Iran eyes 45 oil, gas projects in plan to boost production
Published: 14 Aug 2015
Iran has selected 45 oil and gas projects to show international companies at a conference in London in December when new oil contract models will be discussed ahead of exploration auctions to double the country’s crude output.

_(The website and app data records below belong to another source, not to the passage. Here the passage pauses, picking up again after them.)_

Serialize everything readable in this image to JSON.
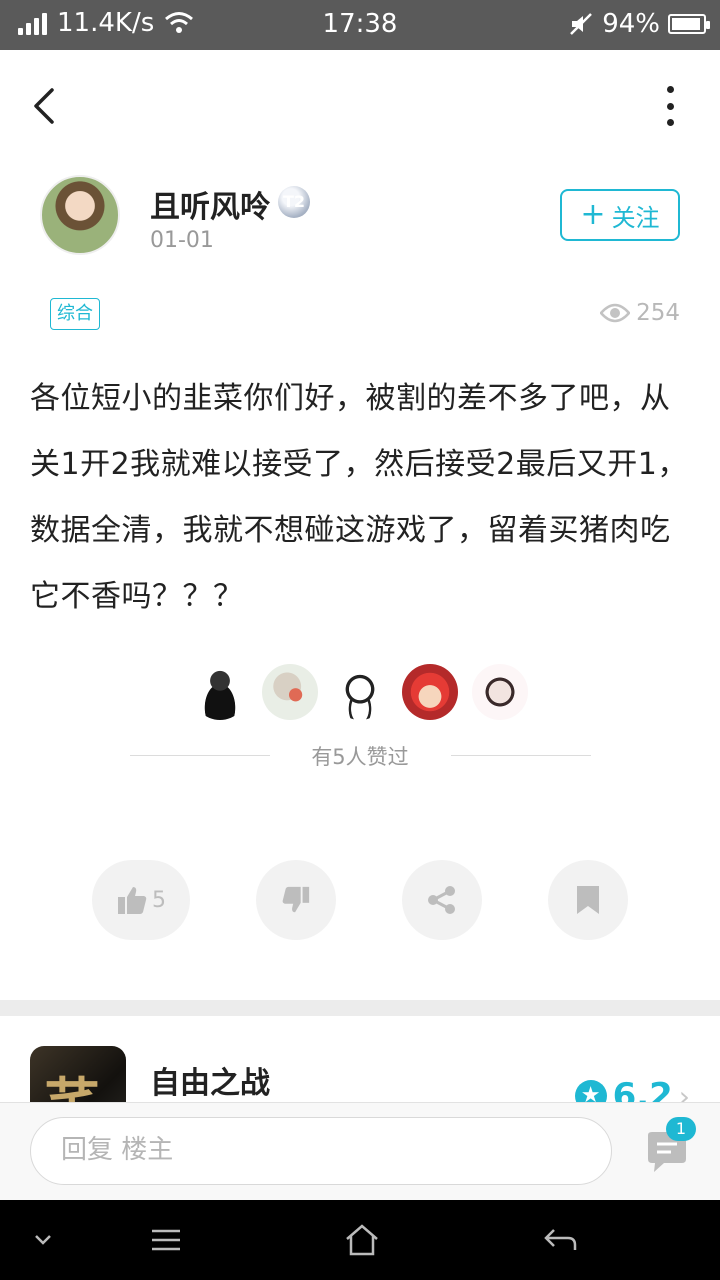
{
  "status_bar": {
    "network_speed": "11.4K/s",
    "time": "17:38",
    "battery_percent": "94%",
    "battery_level": 0.94
  },
  "author": {
    "name": "且听风呤",
    "level_badge": "T2",
    "date": "01-01",
    "follow_label": "关注",
    "follow_plus": "+"
  },
  "post": {
    "tag": "综合",
    "views": "254",
    "body": "各位短小的韭菜你们好，被割的差不多了吧，从关1开2我就难以接受了，然后接受2最后又开1，数据全清，我就不想碰这游戏了，留着买猪肉吃它不香吗？？？"
  },
  "likes": {
    "text": "有5人赞过",
    "count_label": "5"
  },
  "game": {
    "name": "自由之战",
    "score": "6.2"
  },
  "reply": {
    "placeholder": "回复  楼主",
    "comment_count": "1"
  },
  "colors": {
    "accent": "#1fb8d3",
    "status_bar_bg": "#5a5a5a",
    "divider": "#ececec"
  },
  "icons": [
    "back-arrow-icon",
    "more-vertical-icon",
    "eye-icon",
    "thumb-up-icon",
    "thumb-down-icon",
    "share-icon",
    "bookmark-icon",
    "star-icon",
    "chevron-right-icon",
    "comment-icon",
    "wifi-icon",
    "signal-icon",
    "mute-icon",
    "battery-icon"
  ]
}
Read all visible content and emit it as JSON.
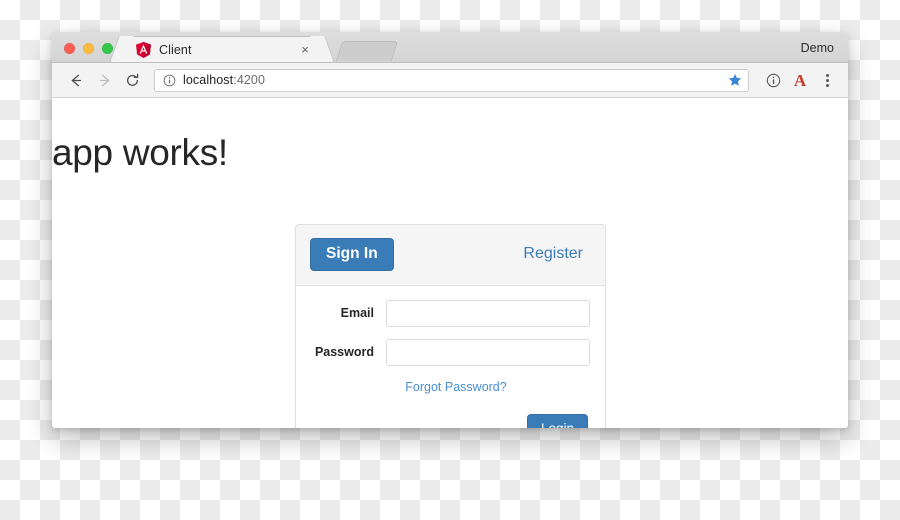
{
  "browser": {
    "window_controls": [
      {
        "name": "close",
        "color": "#fc5d55"
      },
      {
        "name": "minimize",
        "color": "#fdbc40"
      },
      {
        "name": "zoom",
        "color": "#34c749"
      }
    ],
    "tabs": [
      {
        "title": "Client",
        "favicon": "angular-logo",
        "active": true,
        "close_label": "×"
      },
      {
        "title": "",
        "favicon": "",
        "active": false,
        "close_label": ""
      }
    ],
    "profile_label": "Demo",
    "toolbar": {
      "back_icon": "back-arrow-icon",
      "forward_icon": "forward-arrow-icon",
      "reload_icon": "reload-icon",
      "site_info_icon": "info-circle-icon",
      "url_host": "localhost",
      "url_rest": ":4200",
      "url_full": "localhost:4200",
      "bookmark_icon": "star-icon",
      "bookmark_color": "#3b87d6",
      "extension_icons": [
        {
          "name": "info-circle-icon",
          "glyph": "ⓘ"
        },
        {
          "name": "adblock-a-icon",
          "glyph": "A",
          "color": "#c23b2b"
        }
      ],
      "menu_icon": "kebab-menu-icon"
    }
  },
  "page": {
    "heading": "app works!",
    "login_panel": {
      "tabs": {
        "signin_label": "Sign In",
        "register_label": "Register"
      },
      "fields": [
        {
          "label": "Email",
          "value": "",
          "placeholder": "",
          "type": "text",
          "name": "email-field"
        },
        {
          "label": "Password",
          "value": "",
          "placeholder": "",
          "type": "password",
          "name": "password-field"
        }
      ],
      "forgot_password_label": "Forgot Password?",
      "login_button_label": "Login"
    }
  },
  "colors": {
    "primary_blue": "#3a7cb8",
    "link_blue": "#4a8fd0",
    "panel_header_bg": "#f5f5f5",
    "panel_border": "#e0e0e0",
    "heading_text": "#262626"
  }
}
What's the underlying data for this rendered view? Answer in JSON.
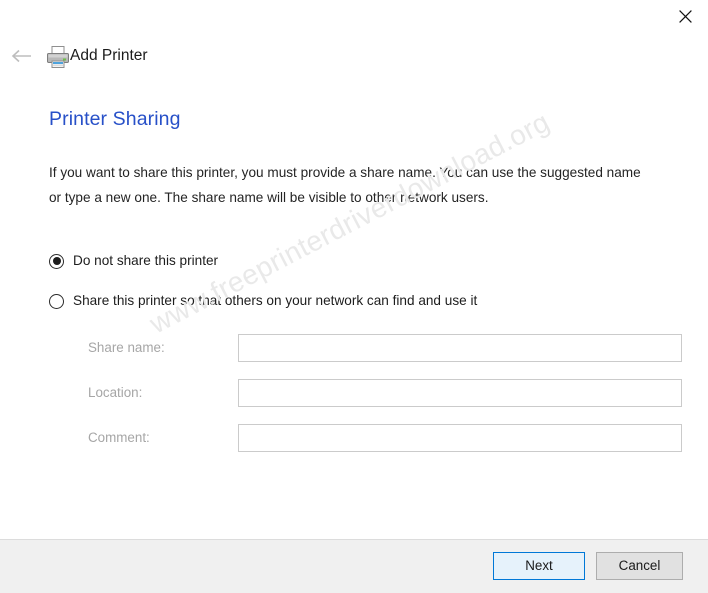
{
  "window": {
    "close_label": "Close",
    "close_icon": "close-icon"
  },
  "nav": {
    "back_icon": "arrow-left-icon",
    "printer_icon": "printer-icon",
    "app_title": "Add Printer"
  },
  "page": {
    "heading": "Printer Sharing",
    "description": "If you want to share this printer, you must provide a share name. You can use the suggested name or type a new one. The share name will be visible to other network users."
  },
  "sharing_options": {
    "selected": "do-not-share",
    "items": [
      {
        "id": "do-not-share",
        "label": "Do not share this printer",
        "checked": true
      },
      {
        "id": "share",
        "label": "Share this printer so that others on your network can find and use it",
        "checked": false
      }
    ]
  },
  "fields": [
    {
      "id": "share-name",
      "label": "Share name:",
      "value": "",
      "placeholder": "",
      "disabled": true
    },
    {
      "id": "location",
      "label": "Location:",
      "value": "",
      "placeholder": "",
      "disabled": true
    },
    {
      "id": "comment",
      "label": "Comment:",
      "value": "",
      "placeholder": "",
      "disabled": true
    }
  ],
  "footer": {
    "next_label": "Next",
    "cancel_label": "Cancel"
  },
  "watermark": {
    "text": "www.freeprinterdriverdownload.org"
  },
  "colors": {
    "heading_blue": "#2750c8",
    "accent_focus_border": "#0078d7",
    "next_fill": "#e6f2fb",
    "cancel_fill": "#e1e1e1",
    "footer_bg": "#f0f0f0",
    "input_border": "#cbcbcb",
    "disabled_label": "#a6a6a6",
    "watermark": "#e9e9e9"
  }
}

The projects, including oil and gas exploration, will be discussed along with details of a new oil contract model at the December 14-16 conference, Mehdi Hosseini, chairman of Iran’s oil contracts restructuring committee, said in an interview in Tehran. Iran hopes to boost crude production to 5.7mn bpd, he said. The nation’s output was 2.85mn bpd in July, according to estimates compiled by Bloomberg. Oil producers such as BP and Royal Dutch Shell have expressed interest in developing Iran’s reserves, the world’s fourth-biggest, when sanctions are removed following last month’s nuclear agreement with world powers. “We will define projects in the oil and gas sector as much as feasible and necessary since we believe this sector will bring wealth and economic development,” Hosseini said. “As far as this conference is concerned, we have defined around 45 projects which include exploratory blocs at varying development costs.” Iran may give companies two to three months to decide whether to bid on the projects, he said. “The exact length will be decided by the time of the conference.” Shortly after that, Iran will call for bids, he said. “We consulted with almost all medium and major oil companies over our contractual contents and projects. And the feedbacks have been positive,” he said. Iran will adopt “risk service contract” models which will offer investors payback in the form of cash or oil allocation, he said. They won’t be allowed to claim ownership of the country’s energy reserves, he said. “They would resemble production sharing but with different characteristics,” he said. “The international oil company, or the investing company, would be accepting certain risks in view of which it would be entitled to a portion of the oil thus produced. Or the reward of that risk is a share/portion of the oil.” Iran’s production costs are $8 to $10 a barrel so, “our projects will be attractive to investors,” Hosseini said. Falling oil prices are in Iran’s interest at this point because high prices encouraged uneconomical fields, he said. “The drop in prices from $100 a barrel to around $50 a barrel now is only in the short run,” Hosseini said. “Looking at the international oil industry over the long-run, the demand will rise and so will the prices.” Pending the end of sanctions, Iran wants to boost oil production to about 15% of the Organisation of Petroleum Exporting Countries’ output, or more than 4mn bpd, he said. “As Opec’s share increases so does our share and we will need to build capacity. As a preliminary goal in the short run we plan to produce 5mn bpd and then go from that to 5.7mn bpd.” Iran can boost oil production by 500,000 bpd within one week after international sanctions are lifted, Oil Minister Bijan Namdar Zanganeh said in an interview with state TV earlier this month. Sanctions against Iran’s oil industry should be lifted by late November, he said.